● **PROMPT**: Your answer must be the full set of records, repeated exactly.
START ENTRIES SHOWN
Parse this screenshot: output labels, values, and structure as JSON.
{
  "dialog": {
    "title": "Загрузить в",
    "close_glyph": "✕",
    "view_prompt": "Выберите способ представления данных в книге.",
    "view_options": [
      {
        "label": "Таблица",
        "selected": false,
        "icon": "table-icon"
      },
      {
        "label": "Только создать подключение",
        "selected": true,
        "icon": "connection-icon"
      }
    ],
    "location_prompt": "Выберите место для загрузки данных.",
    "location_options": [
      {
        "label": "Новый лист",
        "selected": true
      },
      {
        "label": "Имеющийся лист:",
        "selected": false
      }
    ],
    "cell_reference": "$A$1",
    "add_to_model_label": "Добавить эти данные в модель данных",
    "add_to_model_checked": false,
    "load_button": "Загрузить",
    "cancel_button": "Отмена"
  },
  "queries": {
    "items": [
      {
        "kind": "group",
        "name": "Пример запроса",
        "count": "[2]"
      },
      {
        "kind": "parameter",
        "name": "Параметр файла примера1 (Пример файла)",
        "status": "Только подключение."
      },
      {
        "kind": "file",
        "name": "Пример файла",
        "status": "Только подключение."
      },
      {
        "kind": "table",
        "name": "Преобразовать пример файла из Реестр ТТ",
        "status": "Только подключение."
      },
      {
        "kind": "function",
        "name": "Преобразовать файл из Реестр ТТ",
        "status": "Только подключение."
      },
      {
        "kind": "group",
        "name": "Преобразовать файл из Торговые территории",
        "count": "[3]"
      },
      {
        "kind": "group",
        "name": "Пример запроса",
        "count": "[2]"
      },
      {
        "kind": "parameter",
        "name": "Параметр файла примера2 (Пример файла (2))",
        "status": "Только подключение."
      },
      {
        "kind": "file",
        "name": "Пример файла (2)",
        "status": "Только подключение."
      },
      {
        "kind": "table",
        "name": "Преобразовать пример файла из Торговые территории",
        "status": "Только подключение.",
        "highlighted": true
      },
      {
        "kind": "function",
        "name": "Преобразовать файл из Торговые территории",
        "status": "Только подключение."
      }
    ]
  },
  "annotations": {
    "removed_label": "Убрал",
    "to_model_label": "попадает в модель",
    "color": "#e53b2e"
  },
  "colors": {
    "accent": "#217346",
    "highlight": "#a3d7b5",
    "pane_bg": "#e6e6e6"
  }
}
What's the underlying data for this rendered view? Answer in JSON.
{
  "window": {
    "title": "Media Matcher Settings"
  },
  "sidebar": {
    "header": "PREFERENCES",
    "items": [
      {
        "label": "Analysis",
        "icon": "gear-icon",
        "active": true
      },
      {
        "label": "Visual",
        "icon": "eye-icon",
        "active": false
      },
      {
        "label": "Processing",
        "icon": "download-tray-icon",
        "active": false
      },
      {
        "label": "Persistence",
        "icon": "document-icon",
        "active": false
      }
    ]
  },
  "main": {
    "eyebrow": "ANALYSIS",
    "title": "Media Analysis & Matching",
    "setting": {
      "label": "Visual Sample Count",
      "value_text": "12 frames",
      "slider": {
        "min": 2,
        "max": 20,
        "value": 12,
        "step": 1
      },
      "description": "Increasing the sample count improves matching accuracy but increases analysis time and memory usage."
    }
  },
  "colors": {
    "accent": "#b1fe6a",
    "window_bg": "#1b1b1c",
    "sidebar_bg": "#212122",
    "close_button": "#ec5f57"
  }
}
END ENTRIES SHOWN
● **RESPONSE**:
Parse this screenshot: output labels, values, and structure as JSON.
{
  "dialog": {
    "title": "Загрузить в",
    "close_glyph": "✕",
    "view_prompt": "Выберите способ представления данных в книге.",
    "view_options": [
      {
        "label": "Таблица",
        "selected": false,
        "icon": "table-icon"
      },
      {
        "label": "Только создать подключение",
        "selected": true,
        "icon": "connection-icon"
      }
    ],
    "location_prompt": "Выберите место для загрузки данных.",
    "location_options": [
      {
        "label": "Новый лист",
        "selected": true
      },
      {
        "label": "Имеющийся лист:",
        "selected": false
      }
    ],
    "cell_reference": "$A$1",
    "add_to_model_label": "Добавить эти данные в модель данных",
    "add_to_model_checked": false,
    "load_button": "Загрузить",
    "cancel_button": "Отмена"
  },
  "queries": {
    "items": [
      {
        "kind": "group",
        "name": "Пример запроса",
        "count": "[2]"
      },
      {
        "kind": "parameter",
        "name": "Параметр файла примера1 (Пример файла)",
        "status": "Только подключение."
      },
      {
        "kind": "file",
        "name": "Пример файла",
        "status": "Только подключение."
      },
      {
        "kind": "table",
        "name": "Преобразовать пример файла из Реестр ТТ",
        "status": "Только подключение."
      },
      {
        "kind": "function",
        "name": "Преобразовать файл из Реестр ТТ",
        "status": "Только подключение."
      },
      {
        "kind": "group",
        "name": "Преобразовать файл из Торговые территории",
        "count": "[3]"
      },
      {
        "kind": "group",
        "name": "Пример запроса",
        "count": "[2]"
      },
      {
        "kind": "parameter",
        "name": "Параметр файла примера2 (Пример файла (2))",
        "status": "Только подключение."
      },
      {
        "kind": "file",
        "name": "Пример файла (2)",
        "status": "Только подключение."
      },
      {
        "kind": "table",
        "name": "Преобразовать пример файла из Торговые территории",
        "status": "Только подключение.",
        "highlighted": true
      },
      {
        "kind": "function",
        "name": "Преобразовать файл из Торговые территории",
        "status": "Только подключение."
      }
    ]
  },
  "annotations": {
    "removed_label": "Убрал",
    "to_model_label": "попадает в модель",
    "color": "#e53b2e"
  },
  "colors": {
    "accent": "#217346",
    "highlight": "#a3d7b5",
    "pane_bg": "#e6e6e6"
  }
}
What's the underlying data for this rendered view? Answer in JSON.
{
  "window": {
    "title": "Media Matcher Settings"
  },
  "sidebar": {
    "header": "PREFERENCES",
    "items": [
      {
        "label": "Analysis",
        "icon": "gear-icon",
        "active": true
      },
      {
        "label": "Visual",
        "icon": "eye-icon",
        "active": false
      },
      {
        "label": "Processing",
        "icon": "download-tray-icon",
        "active": false
      },
      {
        "label": "Persistence",
        "icon": "document-icon",
        "active": false
      }
    ]
  },
  "main": {
    "eyebrow": "ANALYSIS",
    "title": "Media Analysis & Matching",
    "setting": {
      "label": "Visual Sample Count",
      "value_text": "12 frames",
      "slider": {
        "min": 2,
        "max": 20,
        "value": 12,
        "step": 1
      },
      "description": "Increasing the sample count improves matching accuracy but increases analysis time and memory usage."
    }
  },
  "colors": {
    "accent": "#b1fe6a",
    "window_bg": "#1b1b1c",
    "sidebar_bg": "#212122",
    "close_button": "#ec5f57"
  }
}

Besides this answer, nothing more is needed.